— What to do —
Pictures stay out; print the rest of the listing below exactly as it stands.

— The records —
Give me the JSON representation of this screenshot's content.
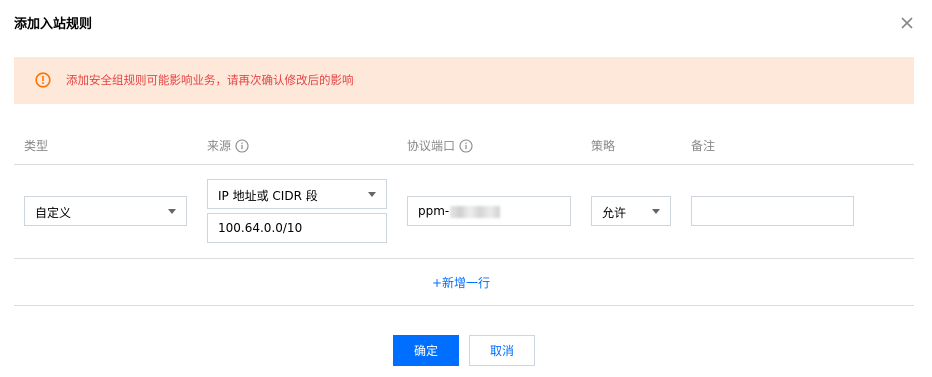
{
  "dialog": {
    "title": "添加入站规则",
    "close_icon": "close-icon"
  },
  "alert": {
    "icon": "warning-circle-icon",
    "text": "添加安全组规则可能影响业务，请再次确认修改后的影响",
    "color": "#e54545",
    "background": "#fde8da"
  },
  "table": {
    "headers": {
      "type": "类型",
      "source": "来源",
      "protocol_port": "协议端口",
      "policy": "策略",
      "note": "备注"
    },
    "row": {
      "type_value": "自定义",
      "source_type_value": "IP 地址或 CIDR 段",
      "source_value": "100.64.0.0/10",
      "protocol_port_value": "ppm-",
      "policy_value": "允许",
      "note_value": ""
    }
  },
  "add_row_label": "+新增一行",
  "buttons": {
    "confirm": "确定",
    "cancel": "取消"
  },
  "colors": {
    "accent": "#006eff",
    "header_text": "#888888",
    "border": "#cfd5de"
  }
}
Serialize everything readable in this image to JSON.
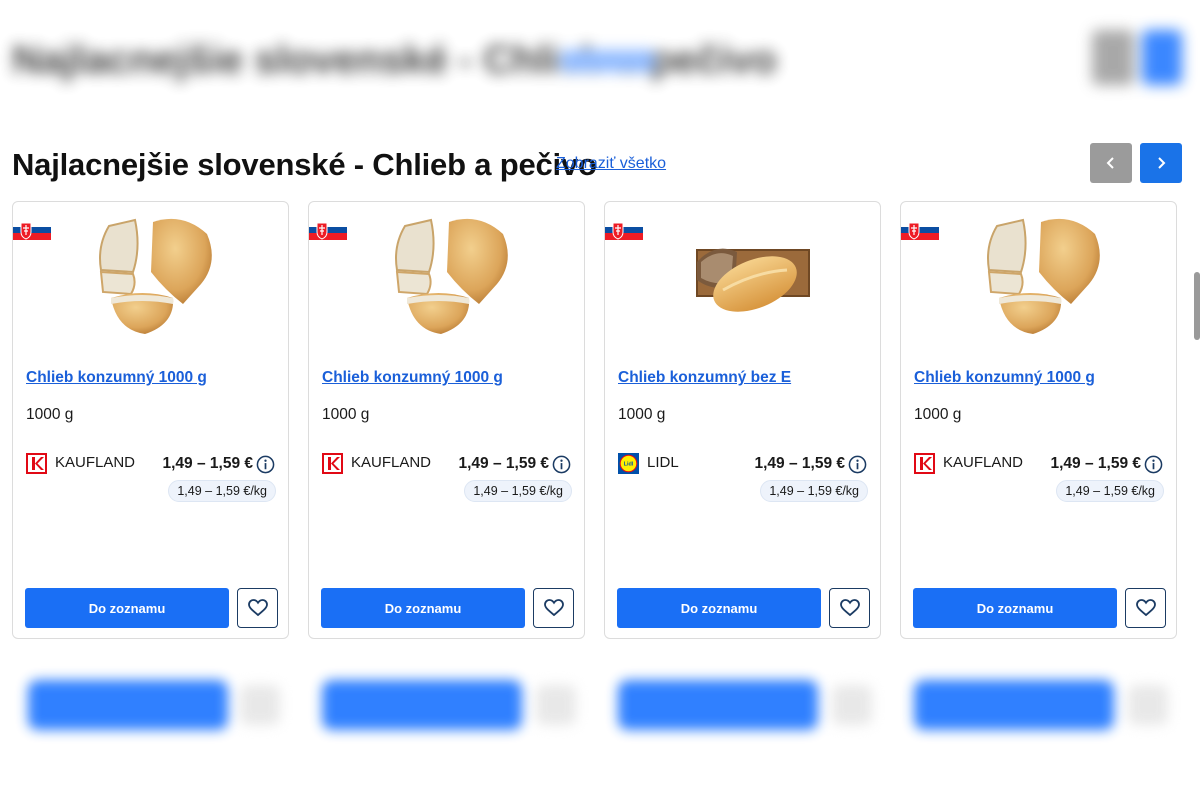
{
  "section": {
    "title": "Najlacnejšie slovenské - Chlieb a pečivo",
    "show_all": "Zobraziť všetko"
  },
  "products": [
    {
      "name": "Chlieb konzumný 1000 g",
      "weight": "1000 g",
      "store": "KAUFLAND",
      "store_logo": "kaufland-logo",
      "price": "1,49 – 1,59 €",
      "unit_price": "1,49 – 1,59 €/kg",
      "add_label": "Do zoznamu",
      "image": "round-bread-sliced"
    },
    {
      "name": "Chlieb konzumný 1000 g",
      "weight": "1000 g",
      "store": "KAUFLAND",
      "store_logo": "kaufland-logo",
      "price": "1,49 – 1,59 €",
      "unit_price": "1,49 – 1,59 €/kg",
      "add_label": "Do zoznamu",
      "image": "round-bread-sliced"
    },
    {
      "name": "Chlieb konzumný bez E",
      "weight": "1000 g",
      "store": "LIDL",
      "store_logo": "lidl-logo",
      "price": "1,49 – 1,59 €",
      "unit_price": "1,49 – 1,59 €/kg",
      "add_label": "Do zoznamu",
      "image": "oval-bread-on-board"
    },
    {
      "name": "Chlieb konzumný 1000 g",
      "weight": "1000 g",
      "store": "KAUFLAND",
      "store_logo": "kaufland-logo",
      "price": "1,49 – 1,59 €",
      "unit_price": "1,49 – 1,59 €/kg",
      "add_label": "Do zoznamu",
      "image": "round-bread-sliced"
    }
  ],
  "colors": {
    "accent": "#1a6ff5",
    "link": "#1a5fd9",
    "nav_prev": "#9b9b9b",
    "kaufland": "#e10915",
    "lidl_blue": "#0050aa",
    "lidl_yellow": "#fff000"
  }
}
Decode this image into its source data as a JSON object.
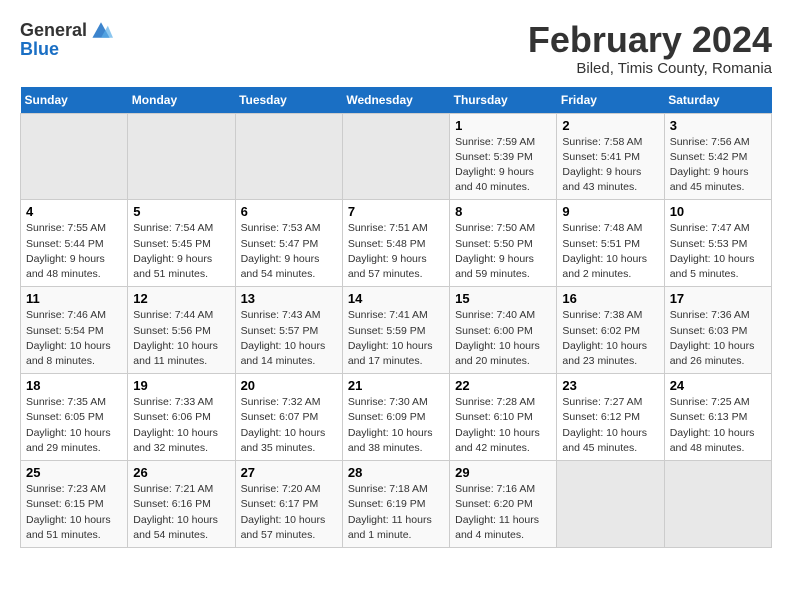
{
  "logo": {
    "general": "General",
    "blue": "Blue"
  },
  "title": "February 2024",
  "location": "Biled, Timis County, Romania",
  "days_of_week": [
    "Sunday",
    "Monday",
    "Tuesday",
    "Wednesday",
    "Thursday",
    "Friday",
    "Saturday"
  ],
  "weeks": [
    [
      {
        "day": "",
        "empty": true
      },
      {
        "day": "",
        "empty": true
      },
      {
        "day": "",
        "empty": true
      },
      {
        "day": "",
        "empty": true
      },
      {
        "day": "1",
        "sunrise": "7:59 AM",
        "sunset": "5:39 PM",
        "daylight": "9 hours and 40 minutes."
      },
      {
        "day": "2",
        "sunrise": "7:58 AM",
        "sunset": "5:41 PM",
        "daylight": "9 hours and 43 minutes."
      },
      {
        "day": "3",
        "sunrise": "7:56 AM",
        "sunset": "5:42 PM",
        "daylight": "9 hours and 45 minutes."
      }
    ],
    [
      {
        "day": "4",
        "sunrise": "7:55 AM",
        "sunset": "5:44 PM",
        "daylight": "9 hours and 48 minutes."
      },
      {
        "day": "5",
        "sunrise": "7:54 AM",
        "sunset": "5:45 PM",
        "daylight": "9 hours and 51 minutes."
      },
      {
        "day": "6",
        "sunrise": "7:53 AM",
        "sunset": "5:47 PM",
        "daylight": "9 hours and 54 minutes."
      },
      {
        "day": "7",
        "sunrise": "7:51 AM",
        "sunset": "5:48 PM",
        "daylight": "9 hours and 57 minutes."
      },
      {
        "day": "8",
        "sunrise": "7:50 AM",
        "sunset": "5:50 PM",
        "daylight": "9 hours and 59 minutes."
      },
      {
        "day": "9",
        "sunrise": "7:48 AM",
        "sunset": "5:51 PM",
        "daylight": "10 hours and 2 minutes."
      },
      {
        "day": "10",
        "sunrise": "7:47 AM",
        "sunset": "5:53 PM",
        "daylight": "10 hours and 5 minutes."
      }
    ],
    [
      {
        "day": "11",
        "sunrise": "7:46 AM",
        "sunset": "5:54 PM",
        "daylight": "10 hours and 8 minutes."
      },
      {
        "day": "12",
        "sunrise": "7:44 AM",
        "sunset": "5:56 PM",
        "daylight": "10 hours and 11 minutes."
      },
      {
        "day": "13",
        "sunrise": "7:43 AM",
        "sunset": "5:57 PM",
        "daylight": "10 hours and 14 minutes."
      },
      {
        "day": "14",
        "sunrise": "7:41 AM",
        "sunset": "5:59 PM",
        "daylight": "10 hours and 17 minutes."
      },
      {
        "day": "15",
        "sunrise": "7:40 AM",
        "sunset": "6:00 PM",
        "daylight": "10 hours and 20 minutes."
      },
      {
        "day": "16",
        "sunrise": "7:38 AM",
        "sunset": "6:02 PM",
        "daylight": "10 hours and 23 minutes."
      },
      {
        "day": "17",
        "sunrise": "7:36 AM",
        "sunset": "6:03 PM",
        "daylight": "10 hours and 26 minutes."
      }
    ],
    [
      {
        "day": "18",
        "sunrise": "7:35 AM",
        "sunset": "6:05 PM",
        "daylight": "10 hours and 29 minutes."
      },
      {
        "day": "19",
        "sunrise": "7:33 AM",
        "sunset": "6:06 PM",
        "daylight": "10 hours and 32 minutes."
      },
      {
        "day": "20",
        "sunrise": "7:32 AM",
        "sunset": "6:07 PM",
        "daylight": "10 hours and 35 minutes."
      },
      {
        "day": "21",
        "sunrise": "7:30 AM",
        "sunset": "6:09 PM",
        "daylight": "10 hours and 38 minutes."
      },
      {
        "day": "22",
        "sunrise": "7:28 AM",
        "sunset": "6:10 PM",
        "daylight": "10 hours and 42 minutes."
      },
      {
        "day": "23",
        "sunrise": "7:27 AM",
        "sunset": "6:12 PM",
        "daylight": "10 hours and 45 minutes."
      },
      {
        "day": "24",
        "sunrise": "7:25 AM",
        "sunset": "6:13 PM",
        "daylight": "10 hours and 48 minutes."
      }
    ],
    [
      {
        "day": "25",
        "sunrise": "7:23 AM",
        "sunset": "6:15 PM",
        "daylight": "10 hours and 51 minutes."
      },
      {
        "day": "26",
        "sunrise": "7:21 AM",
        "sunset": "6:16 PM",
        "daylight": "10 hours and 54 minutes."
      },
      {
        "day": "27",
        "sunrise": "7:20 AM",
        "sunset": "6:17 PM",
        "daylight": "10 hours and 57 minutes."
      },
      {
        "day": "28",
        "sunrise": "7:18 AM",
        "sunset": "6:19 PM",
        "daylight": "11 hours and 1 minute."
      },
      {
        "day": "29",
        "sunrise": "7:16 AM",
        "sunset": "6:20 PM",
        "daylight": "11 hours and 4 minutes."
      },
      {
        "day": "",
        "empty": true
      },
      {
        "day": "",
        "empty": true
      }
    ]
  ],
  "labels": {
    "sunrise": "Sunrise:",
    "sunset": "Sunset:",
    "daylight": "Daylight:"
  }
}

— Exercise response —
Give me the JSON representation of this screenshot's content.
{
  "dialog": {
    "title": "添加入站规则",
    "close_icon": "close-icon"
  },
  "alert": {
    "icon": "warning-circle-icon",
    "text": "添加安全组规则可能影响业务，请再次确认修改后的影响",
    "color": "#e54545",
    "background": "#fde8da"
  },
  "table": {
    "headers": {
      "type": "类型",
      "source": "来源",
      "protocol_port": "协议端口",
      "policy": "策略",
      "note": "备注"
    },
    "row": {
      "type_value": "自定义",
      "source_type_value": "IP 地址或 CIDR 段",
      "source_value": "100.64.0.0/10",
      "protocol_port_value": "ppm-",
      "policy_value": "允许",
      "note_value": ""
    }
  },
  "add_row_label": "+新增一行",
  "buttons": {
    "confirm": "确定",
    "cancel": "取消"
  },
  "colors": {
    "accent": "#006eff",
    "header_text": "#888888",
    "border": "#cfd5de"
  }
}
Serialize everything readable in this image to JSON.
{
  "section": {
    "title": "Najlacnejšie slovenské - Chlieb a pečivo",
    "show_all": "Zobraziť všetko"
  },
  "products": [
    {
      "name": "Chlieb konzumný 1000 g",
      "weight": "1000 g",
      "store": "KAUFLAND",
      "store_logo": "kaufland-logo",
      "price": "1,49 – 1,59 €",
      "unit_price": "1,49 – 1,59 €/kg",
      "add_label": "Do zoznamu",
      "image": "round-bread-sliced"
    },
    {
      "name": "Chlieb konzumný 1000 g",
      "weight": "1000 g",
      "store": "KAUFLAND",
      "store_logo": "kaufland-logo",
      "price": "1,49 – 1,59 €",
      "unit_price": "1,49 – 1,59 €/kg",
      "add_label": "Do zoznamu",
      "image": "round-bread-sliced"
    },
    {
      "name": "Chlieb konzumný bez E",
      "weight": "1000 g",
      "store": "LIDL",
      "store_logo": "lidl-logo",
      "price": "1,49 – 1,59 €",
      "unit_price": "1,49 – 1,59 €/kg",
      "add_label": "Do zoznamu",
      "image": "oval-bread-on-board"
    },
    {
      "name": "Chlieb konzumný 1000 g",
      "weight": "1000 g",
      "store": "KAUFLAND",
      "store_logo": "kaufland-logo",
      "price": "1,49 – 1,59 €",
      "unit_price": "1,49 – 1,59 €/kg",
      "add_label": "Do zoznamu",
      "image": "round-bread-sliced"
    }
  ],
  "colors": {
    "accent": "#1a6ff5",
    "link": "#1a5fd9",
    "nav_prev": "#9b9b9b",
    "kaufland": "#e10915",
    "lidl_blue": "#0050aa",
    "lidl_yellow": "#fff000"
  }
}
Decode this image into its source data as a JSON object.
{
  "logo": {
    "general": "General",
    "blue": "Blue"
  },
  "title": "February 2024",
  "location": "Biled, Timis County, Romania",
  "days_of_week": [
    "Sunday",
    "Monday",
    "Tuesday",
    "Wednesday",
    "Thursday",
    "Friday",
    "Saturday"
  ],
  "weeks": [
    [
      {
        "day": "",
        "empty": true
      },
      {
        "day": "",
        "empty": true
      },
      {
        "day": "",
        "empty": true
      },
      {
        "day": "",
        "empty": true
      },
      {
        "day": "1",
        "sunrise": "7:59 AM",
        "sunset": "5:39 PM",
        "daylight": "9 hours and 40 minutes."
      },
      {
        "day": "2",
        "sunrise": "7:58 AM",
        "sunset": "5:41 PM",
        "daylight": "9 hours and 43 minutes."
      },
      {
        "day": "3",
        "sunrise": "7:56 AM",
        "sunset": "5:42 PM",
        "daylight": "9 hours and 45 minutes."
      }
    ],
    [
      {
        "day": "4",
        "sunrise": "7:55 AM",
        "sunset": "5:44 PM",
        "daylight": "9 hours and 48 minutes."
      },
      {
        "day": "5",
        "sunrise": "7:54 AM",
        "sunset": "5:45 PM",
        "daylight": "9 hours and 51 minutes."
      },
      {
        "day": "6",
        "sunrise": "7:53 AM",
        "sunset": "5:47 PM",
        "daylight": "9 hours and 54 minutes."
      },
      {
        "day": "7",
        "sunrise": "7:51 AM",
        "sunset": "5:48 PM",
        "daylight": "9 hours and 57 minutes."
      },
      {
        "day": "8",
        "sunrise": "7:50 AM",
        "sunset": "5:50 PM",
        "daylight": "9 hours and 59 minutes."
      },
      {
        "day": "9",
        "sunrise": "7:48 AM",
        "sunset": "5:51 PM",
        "daylight": "10 hours and 2 minutes."
      },
      {
        "day": "10",
        "sunrise": "7:47 AM",
        "sunset": "5:53 PM",
        "daylight": "10 hours and 5 minutes."
      }
    ],
    [
      {
        "day": "11",
        "sunrise": "7:46 AM",
        "sunset": "5:54 PM",
        "daylight": "10 hours and 8 minutes."
      },
      {
        "day": "12",
        "sunrise": "7:44 AM",
        "sunset": "5:56 PM",
        "daylight": "10 hours and 11 minutes."
      },
      {
        "day": "13",
        "sunrise": "7:43 AM",
        "sunset": "5:57 PM",
        "daylight": "10 hours and 14 minutes."
      },
      {
        "day": "14",
        "sunrise": "7:41 AM",
        "sunset": "5:59 PM",
        "daylight": "10 hours and 17 minutes."
      },
      {
        "day": "15",
        "sunrise": "7:40 AM",
        "sunset": "6:00 PM",
        "daylight": "10 hours and 20 minutes."
      },
      {
        "day": "16",
        "sunrise": "7:38 AM",
        "sunset": "6:02 PM",
        "daylight": "10 hours and 23 minutes."
      },
      {
        "day": "17",
        "sunrise": "7:36 AM",
        "sunset": "6:03 PM",
        "daylight": "10 hours and 26 minutes."
      }
    ],
    [
      {
        "day": "18",
        "sunrise": "7:35 AM",
        "sunset": "6:05 PM",
        "daylight": "10 hours and 29 minutes."
      },
      {
        "day": "19",
        "sunrise": "7:33 AM",
        "sunset": "6:06 PM",
        "daylight": "10 hours and 32 minutes."
      },
      {
        "day": "20",
        "sunrise": "7:32 AM",
        "sunset": "6:07 PM",
        "daylight": "10 hours and 35 minutes."
      },
      {
        "day": "21",
        "sunrise": "7:30 AM",
        "sunset": "6:09 PM",
        "daylight": "10 hours and 38 minutes."
      },
      {
        "day": "22",
        "sunrise": "7:28 AM",
        "sunset": "6:10 PM",
        "daylight": "10 hours and 42 minutes."
      },
      {
        "day": "23",
        "sunrise": "7:27 AM",
        "sunset": "6:12 PM",
        "daylight": "10 hours and 45 minutes."
      },
      {
        "day": "24",
        "sunrise": "7:25 AM",
        "sunset": "6:13 PM",
        "daylight": "10 hours and 48 minutes."
      }
    ],
    [
      {
        "day": "25",
        "sunrise": "7:23 AM",
        "sunset": "6:15 PM",
        "daylight": "10 hours and 51 minutes."
      },
      {
        "day": "26",
        "sunrise": "7:21 AM",
        "sunset": "6:16 PM",
        "daylight": "10 hours and 54 minutes."
      },
      {
        "day": "27",
        "sunrise": "7:20 AM",
        "sunset": "6:17 PM",
        "daylight": "10 hours and 57 minutes."
      },
      {
        "day": "28",
        "sunrise": "7:18 AM",
        "sunset": "6:19 PM",
        "daylight": "11 hours and 1 minute."
      },
      {
        "day": "29",
        "sunrise": "7:16 AM",
        "sunset": "6:20 PM",
        "daylight": "11 hours and 4 minutes."
      },
      {
        "day": "",
        "empty": true
      },
      {
        "day": "",
        "empty": true
      }
    ]
  ],
  "labels": {
    "sunrise": "Sunrise:",
    "sunset": "Sunset:",
    "daylight": "Daylight:"
  }
}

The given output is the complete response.